        ankylosis
    • involves the entheses
      • connective tissue between bone and a tendon or ligament
  • Associated conditions
    • psoriasis
    • inflammatory bowel disease
    • anterior uveitis
    • aortic regurgitation
  • Prognosis
    • may lead to chronic pain and stiffness
Presentation
  • Symptoms
    • back pain
      • worse in the morning and lasts approximately 30 minutes
      • improves with activity
    • stiffness of the spine
    • with anterior uveitis
      • photophobia
      • watering and redness of the eye
  • Physical exam
    • may have stooped posture
    • positive Schober test
      • demonstrates limited spine flexibility
    • decreased chest wall expansion
Presentation
  • Radiography  
    • indication
      • gold standard for evaluating and supporting the diagnosis of ankylosing spondylitis
    • findings
      • "bamboo spine" 
Studies
  • Labs
    • HLA-B27 positivity
      • seen in > 90% of patients
Differential
  • Mechanical low back pain
  • Enteropathic arthritis
  • Reactive arthritis
  • Psoriatic arthritis
Treatment
  • Conservative
    • patient education and exercise
      • indication
        • mainstay of treatment
  • Medical
    • nonsteroidal antiinflammatory drugs (NSAIDs)
      • indication
        • considered first-line treatment for managing pain and stiffness
    • tumor necrosis factor (TNF) inhibitors
      • indication
        • typically used in patients who do not respond to conservative and NSAID treatment
      • medications
        • adalimumab
        • etanercept
Complications
  • Low bone density
  • Spine fracture leading to injury of the spinal cord
  • Restrictive lung disease


  RATE CONTENT
3.0
AVERAGE 3.0 of 6 RATINGS

Qbank (2 Questions)

TAG
(M3.RH.60) A 23-year-old Caucasian male complains of lower back pain that began approximately 6 months ago. He also reports pain in his hips and heels. He is unsure why he is experiencing this pain. He notices that this pain is worse in the morning after waking up, and improves with physical activity. Ibuprofen provides significant relief. He denies bowel and bladder incontinence or erectile dysfunction. Physical exam is notable for decreased chest expansion, a spinal flexion length difference of 3.5 cm on Schober's testing, 5/5 strength in both lower extremities, 2+ patellar reflexes bilaterally, and an absence of saddle anesthesia. Which of the following is the best initial diagnostic test for this patient? Topic Review Topic
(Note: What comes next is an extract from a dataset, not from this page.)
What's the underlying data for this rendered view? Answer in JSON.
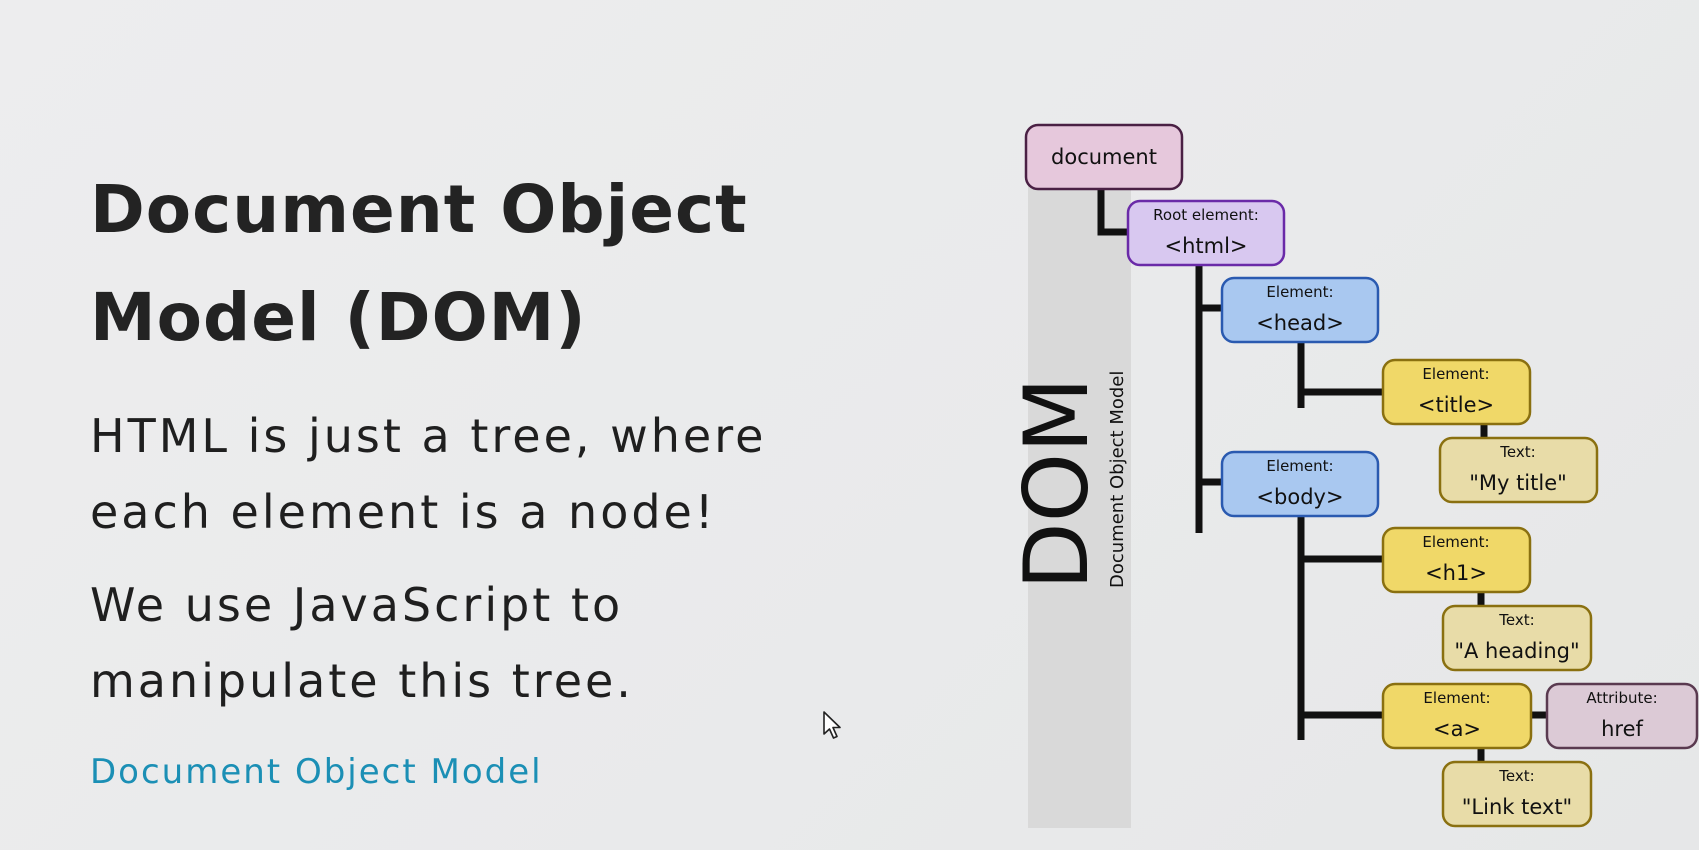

1. Human leukocyte antigen (HLA) B-27 testing
2. Erythrocyte sedimentation rate (ESR)
3. MRI of the sacroiliac joint
4. Radiography of the sacroiliac joint
5. Slit-lamp examination

PREFERRED RESPONSE ▶
TAG
(M2.RH.4723) A 25-year-old man presents to his primary care physician with lower back pain. He states that he has had the pain for the past two years. The patient works as a butcher, and recently was moving heavy meat carcasses. The patient states that his pain is worse in the morning and that nothing improves it aside from swimming. The patient has a past medical history of anabolic steroid abuse, acne, hypertension and obesity. His current medications are hydrochlorothiazide, ibuprofen, topical benzoyl peroxide, and acetaminophen. On physical exam there is no tenderness upon palpation of the spine. There is limited range of motion of the spine in all 4 directions. Which of the following is most likely to confirm the most likely diagnosis in this patient? Topic Review Topic

1. Radiograph of the spine
2. MRI of the spine
3. The straight leg test and the clinical presentation
4. MRI of the sacroiliac joint
5. HLA typing

PREFERRED RESPONSE ▶
Sorry, this question is only available for Study Plan members.
Access to 600+ Questions not available in Free Qbank



Evidence & References Show References




Topic Comments

Subscribe status: